* _Aim of the exercise_
Your response should match the records line for line.

* _Given records_
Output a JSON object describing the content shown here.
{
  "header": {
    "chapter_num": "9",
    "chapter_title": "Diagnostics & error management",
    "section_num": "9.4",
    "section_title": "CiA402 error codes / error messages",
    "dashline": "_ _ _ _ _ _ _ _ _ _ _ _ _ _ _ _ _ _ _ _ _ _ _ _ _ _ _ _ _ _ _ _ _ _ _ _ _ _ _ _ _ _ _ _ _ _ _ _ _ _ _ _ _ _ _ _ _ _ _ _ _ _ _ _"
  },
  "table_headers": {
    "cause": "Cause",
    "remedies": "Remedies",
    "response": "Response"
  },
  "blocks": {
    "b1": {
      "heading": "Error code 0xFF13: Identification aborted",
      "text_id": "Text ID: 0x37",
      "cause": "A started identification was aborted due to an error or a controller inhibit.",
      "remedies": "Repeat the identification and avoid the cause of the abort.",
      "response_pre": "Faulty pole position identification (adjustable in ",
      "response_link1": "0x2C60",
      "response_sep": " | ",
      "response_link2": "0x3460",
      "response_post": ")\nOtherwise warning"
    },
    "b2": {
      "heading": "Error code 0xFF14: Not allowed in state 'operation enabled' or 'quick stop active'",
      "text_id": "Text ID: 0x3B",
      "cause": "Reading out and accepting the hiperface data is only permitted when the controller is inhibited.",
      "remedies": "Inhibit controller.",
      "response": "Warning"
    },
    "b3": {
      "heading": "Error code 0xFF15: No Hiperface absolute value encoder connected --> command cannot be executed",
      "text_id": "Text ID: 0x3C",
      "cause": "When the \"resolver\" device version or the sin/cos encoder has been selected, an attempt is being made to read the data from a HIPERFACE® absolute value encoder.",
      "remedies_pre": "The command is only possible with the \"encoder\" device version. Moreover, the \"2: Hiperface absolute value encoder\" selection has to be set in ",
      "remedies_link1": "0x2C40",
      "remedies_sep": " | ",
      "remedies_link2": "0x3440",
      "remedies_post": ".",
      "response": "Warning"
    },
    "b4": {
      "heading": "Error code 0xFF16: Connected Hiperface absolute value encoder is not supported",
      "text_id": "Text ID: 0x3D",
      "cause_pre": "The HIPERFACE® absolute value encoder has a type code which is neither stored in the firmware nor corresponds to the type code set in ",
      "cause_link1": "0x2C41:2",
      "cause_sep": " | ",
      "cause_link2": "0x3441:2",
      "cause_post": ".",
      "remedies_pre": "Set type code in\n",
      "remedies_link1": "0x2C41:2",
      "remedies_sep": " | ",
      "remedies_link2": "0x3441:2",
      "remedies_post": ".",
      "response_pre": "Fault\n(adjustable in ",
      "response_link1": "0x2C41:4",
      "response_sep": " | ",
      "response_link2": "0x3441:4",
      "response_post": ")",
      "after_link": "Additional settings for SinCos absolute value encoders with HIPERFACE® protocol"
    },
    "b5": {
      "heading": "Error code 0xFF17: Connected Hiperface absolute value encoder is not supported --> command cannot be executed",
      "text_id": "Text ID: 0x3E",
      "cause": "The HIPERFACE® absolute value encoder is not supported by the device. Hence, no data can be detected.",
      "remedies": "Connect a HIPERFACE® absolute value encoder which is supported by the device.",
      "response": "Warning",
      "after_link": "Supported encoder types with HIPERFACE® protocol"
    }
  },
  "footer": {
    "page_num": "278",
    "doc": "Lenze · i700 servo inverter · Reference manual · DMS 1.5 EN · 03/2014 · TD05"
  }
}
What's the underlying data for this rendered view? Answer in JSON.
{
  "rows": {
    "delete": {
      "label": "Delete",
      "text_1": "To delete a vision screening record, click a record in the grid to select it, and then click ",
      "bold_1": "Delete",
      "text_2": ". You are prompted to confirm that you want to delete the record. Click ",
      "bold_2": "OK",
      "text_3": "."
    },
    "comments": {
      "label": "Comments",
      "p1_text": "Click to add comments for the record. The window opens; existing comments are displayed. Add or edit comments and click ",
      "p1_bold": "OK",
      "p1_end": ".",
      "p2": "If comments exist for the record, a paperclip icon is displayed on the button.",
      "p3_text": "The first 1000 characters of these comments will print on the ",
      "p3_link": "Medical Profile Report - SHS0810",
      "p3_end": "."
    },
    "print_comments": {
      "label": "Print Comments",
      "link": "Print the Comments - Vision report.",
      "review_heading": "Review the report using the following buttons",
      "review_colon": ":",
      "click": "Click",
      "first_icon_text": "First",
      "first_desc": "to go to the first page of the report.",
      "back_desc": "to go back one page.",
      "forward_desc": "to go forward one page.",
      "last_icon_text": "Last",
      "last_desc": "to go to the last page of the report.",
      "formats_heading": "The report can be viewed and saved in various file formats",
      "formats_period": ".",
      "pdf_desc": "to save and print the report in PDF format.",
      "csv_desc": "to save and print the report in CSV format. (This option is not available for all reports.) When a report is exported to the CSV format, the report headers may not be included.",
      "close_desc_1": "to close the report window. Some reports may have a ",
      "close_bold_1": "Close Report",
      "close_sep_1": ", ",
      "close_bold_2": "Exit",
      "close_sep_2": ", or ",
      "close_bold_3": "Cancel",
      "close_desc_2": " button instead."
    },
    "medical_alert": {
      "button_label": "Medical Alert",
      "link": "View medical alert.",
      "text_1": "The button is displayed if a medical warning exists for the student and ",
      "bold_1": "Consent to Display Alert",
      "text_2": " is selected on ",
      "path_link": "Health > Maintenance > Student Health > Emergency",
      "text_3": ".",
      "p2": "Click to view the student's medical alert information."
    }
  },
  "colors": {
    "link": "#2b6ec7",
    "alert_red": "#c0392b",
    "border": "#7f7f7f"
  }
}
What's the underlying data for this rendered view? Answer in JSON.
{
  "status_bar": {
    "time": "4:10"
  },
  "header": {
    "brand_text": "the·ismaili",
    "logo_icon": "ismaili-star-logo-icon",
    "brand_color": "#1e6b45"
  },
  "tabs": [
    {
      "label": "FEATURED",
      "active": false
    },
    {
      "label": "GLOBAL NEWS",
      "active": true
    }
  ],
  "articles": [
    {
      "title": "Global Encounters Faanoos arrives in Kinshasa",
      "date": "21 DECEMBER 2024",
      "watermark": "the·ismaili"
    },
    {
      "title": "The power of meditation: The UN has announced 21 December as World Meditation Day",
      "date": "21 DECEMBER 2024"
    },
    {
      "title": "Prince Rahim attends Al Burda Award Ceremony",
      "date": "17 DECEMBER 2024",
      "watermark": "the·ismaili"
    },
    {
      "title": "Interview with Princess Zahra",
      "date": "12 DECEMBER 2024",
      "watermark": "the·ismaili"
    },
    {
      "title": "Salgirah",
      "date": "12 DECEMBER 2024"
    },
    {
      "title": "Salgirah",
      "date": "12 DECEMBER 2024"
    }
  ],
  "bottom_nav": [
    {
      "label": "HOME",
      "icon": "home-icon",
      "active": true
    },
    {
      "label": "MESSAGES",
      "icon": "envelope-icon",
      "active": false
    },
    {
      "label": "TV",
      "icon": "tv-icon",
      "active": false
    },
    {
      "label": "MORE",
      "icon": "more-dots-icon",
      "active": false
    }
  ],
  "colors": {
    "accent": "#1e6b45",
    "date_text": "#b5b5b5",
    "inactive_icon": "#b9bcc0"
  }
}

* _Final answer_
Output a JSON object describing the content shown here.
{
  "header": {
    "chapter_num": "9",
    "chapter_title": "Diagnostics & error management",
    "section_num": "9.4",
    "section_title": "CiA402 error codes / error messages",
    "dashline": "_ _ _ _ _ _ _ _ _ _ _ _ _ _ _ _ _ _ _ _ _ _ _ _ _ _ _ _ _ _ _ _ _ _ _ _ _ _ _ _ _ _ _ _ _ _ _ _ _ _ _ _ _ _ _ _ _ _ _ _ _ _ _ _"
  },
  "table_headers": {
    "cause": "Cause",
    "remedies": "Remedies",
    "response": "Response"
  },
  "blocks": {
    "b1": {
      "heading": "Error code 0xFF13: Identification aborted",
      "text_id": "Text ID: 0x37",
      "cause": "A started identification was aborted due to an error or a controller inhibit.",
      "remedies": "Repeat the identification and avoid the cause of the abort.",
      "response_pre": "Faulty pole position identification (adjustable in ",
      "response_link1": "0x2C60",
      "response_sep": " | ",
      "response_link2": "0x3460",
      "response_post": ")\nOtherwise warning"
    },
    "b2": {
      "heading": "Error code 0xFF14: Not allowed in state 'operation enabled' or 'quick stop active'",
      "text_id": "Text ID: 0x3B",
      "cause": "Reading out and accepting the hiperface data is only permitted when the controller is inhibited.",
      "remedies": "Inhibit controller.",
      "response": "Warning"
    },
    "b3": {
      "heading": "Error code 0xFF15: No Hiperface absolute value encoder connected --> command cannot be executed",
      "text_id": "Text ID: 0x3C",
      "cause": "When the \"resolver\" device version or the sin/cos encoder has been selected, an attempt is being made to read the data from a HIPERFACE® absolute value encoder.",
      "remedies_pre": "The command is only possible with the \"encoder\" device version. Moreover, the \"2: Hiperface absolute value encoder\" selection has to be set in ",
      "remedies_link1": "0x2C40",
      "remedies_sep": " | ",
      "remedies_link2": "0x3440",
      "remedies_post": ".",
      "response": "Warning"
    },
    "b4": {
      "heading": "Error code 0xFF16: Connected Hiperface absolute value encoder is not supported",
      "text_id": "Text ID: 0x3D",
      "cause_pre": "The HIPERFACE® absolute value encoder has a type code which is neither stored in the firmware nor corresponds to the type code set in ",
      "cause_link1": "0x2C41:2",
      "cause_sep": " | ",
      "cause_link2": "0x3441:2",
      "cause_post": ".",
      "remedies_pre": "Set type code in\n",
      "remedies_link1": "0x2C41:2",
      "remedies_sep": " | ",
      "remedies_link2": "0x3441:2",
      "remedies_post": ".",
      "response_pre": "Fault\n(adjustable in ",
      "response_link1": "0x2C41:4",
      "response_sep": " | ",
      "response_link2": "0x3441:4",
      "response_post": ")",
      "after_link": "Additional settings for SinCos absolute value encoders with HIPERFACE® protocol"
    },
    "b5": {
      "heading": "Error code 0xFF17: Connected Hiperface absolute value encoder is not supported --> command cannot be executed",
      "text_id": "Text ID: 0x3E",
      "cause": "The HIPERFACE® absolute value encoder is not supported by the device. Hence, no data can be detected.",
      "remedies": "Connect a HIPERFACE® absolute value encoder which is supported by the device.",
      "response": "Warning",
      "after_link": "Supported encoder types with HIPERFACE® protocol"
    }
  },
  "footer": {
    "page_num": "278",
    "doc": "Lenze · i700 servo inverter · Reference manual · DMS 1.5 EN · 03/2014 · TD05"
  }
}
What's the underlying data for this rendered view? Answer in JSON.
{
  "rows": {
    "delete": {
      "label": "Delete",
      "text_1": "To delete a vision screening record, click a record in the grid to select it, and then click ",
      "bold_1": "Delete",
      "text_2": ". You are prompted to confirm that you want to delete the record. Click ",
      "bold_2": "OK",
      "text_3": "."
    },
    "comments": {
      "label": "Comments",
      "p1_text": "Click to add comments for the record. The window opens; existing comments are displayed. Add or edit comments and click ",
      "p1_bold": "OK",
      "p1_end": ".",
      "p2": "If comments exist for the record, a paperclip icon is displayed on the button.",
      "p3_text": "The first 1000 characters of these comments will print on the ",
      "p3_link": "Medical Profile Report - SHS0810",
      "p3_end": "."
    },
    "print_comments": {
      "label": "Print Comments",
      "link": "Print the Comments - Vision report.",
      "review_heading": "Review the report using the following buttons",
      "review_colon": ":",
      "click": "Click",
      "first_icon_text": "First",
      "first_desc": "to go to the first page of the report.",
      "back_desc": "to go back one page.",
      "forward_desc": "to go forward one page.",
      "last_icon_text": "Last",
      "last_desc": "to go to the last page of the report.",
      "formats_heading": "The report can be viewed and saved in various file formats",
      "formats_period": ".",
      "pdf_desc": "to save and print the report in PDF format.",
      "csv_desc": "to save and print the report in CSV format. (This option is not available for all reports.) When a report is exported to the CSV format, the report headers may not be included.",
      "close_desc_1": "to close the report window. Some reports may have a ",
      "close_bold_1": "Close Report",
      "close_sep_1": ", ",
      "close_bold_2": "Exit",
      "close_sep_2": ", or ",
      "close_bold_3": "Cancel",
      "close_desc_2": " button instead."
    },
    "medical_alert": {
      "button_label": "Medical Alert",
      "link": "View medical alert.",
      "text_1": "The button is displayed if a medical warning exists for the student and ",
      "bold_1": "Consent to Display Alert",
      "text_2": " is selected on ",
      "path_link": "Health > Maintenance > Student Health > Emergency",
      "text_3": ".",
      "p2": "Click to view the student's medical alert information."
    }
  },
  "colors": {
    "link": "#2b6ec7",
    "alert_red": "#c0392b",
    "border": "#7f7f7f"
  }
}
What's the underlying data for this rendered view? Answer in JSON.
{
  "status_bar": {
    "time": "4:10"
  },
  "header": {
    "brand_text": "the·ismaili",
    "logo_icon": "ismaili-star-logo-icon",
    "brand_color": "#1e6b45"
  },
  "tabs": [
    {
      "label": "FEATURED",
      "active": false
    },
    {
      "label": "GLOBAL NEWS",
      "active": true
    }
  ],
  "articles": [
    {
      "title": "Global Encounters Faanoos arrives in Kinshasa",
      "date": "21 DECEMBER 2024",
      "watermark": "the·ismaili"
    },
    {
      "title": "The power of meditation: The UN has announced 21 December as World Meditation Day",
      "date": "21 DECEMBER 2024"
    },
    {
      "title": "Prince Rahim attends Al Burda Award Ceremony",
      "date": "17 DECEMBER 2024",
      "watermark": "the·ismaili"
    },
    {
      "title": "Interview with Princess Zahra",
      "date": "12 DECEMBER 2024",
      "watermark": "the·ismaili"
    },
    {
      "title": "Salgirah",
      "date": "12 DECEMBER 2024"
    },
    {
      "title": "Salgirah",
      "date": "12 DECEMBER 2024"
    }
  ],
  "bottom_nav": [
    {
      "label": "HOME",
      "icon": "home-icon",
      "active": true
    },
    {
      "label": "MESSAGES",
      "icon": "envelope-icon",
      "active": false
    },
    {
      "label": "TV",
      "icon": "tv-icon",
      "active": false
    },
    {
      "label": "MORE",
      "icon": "more-dots-icon",
      "active": false
    }
  ],
  "colors": {
    "accent": "#1e6b45",
    "date_text": "#b5b5b5",
    "inactive_icon": "#b9bcc0"
  }
}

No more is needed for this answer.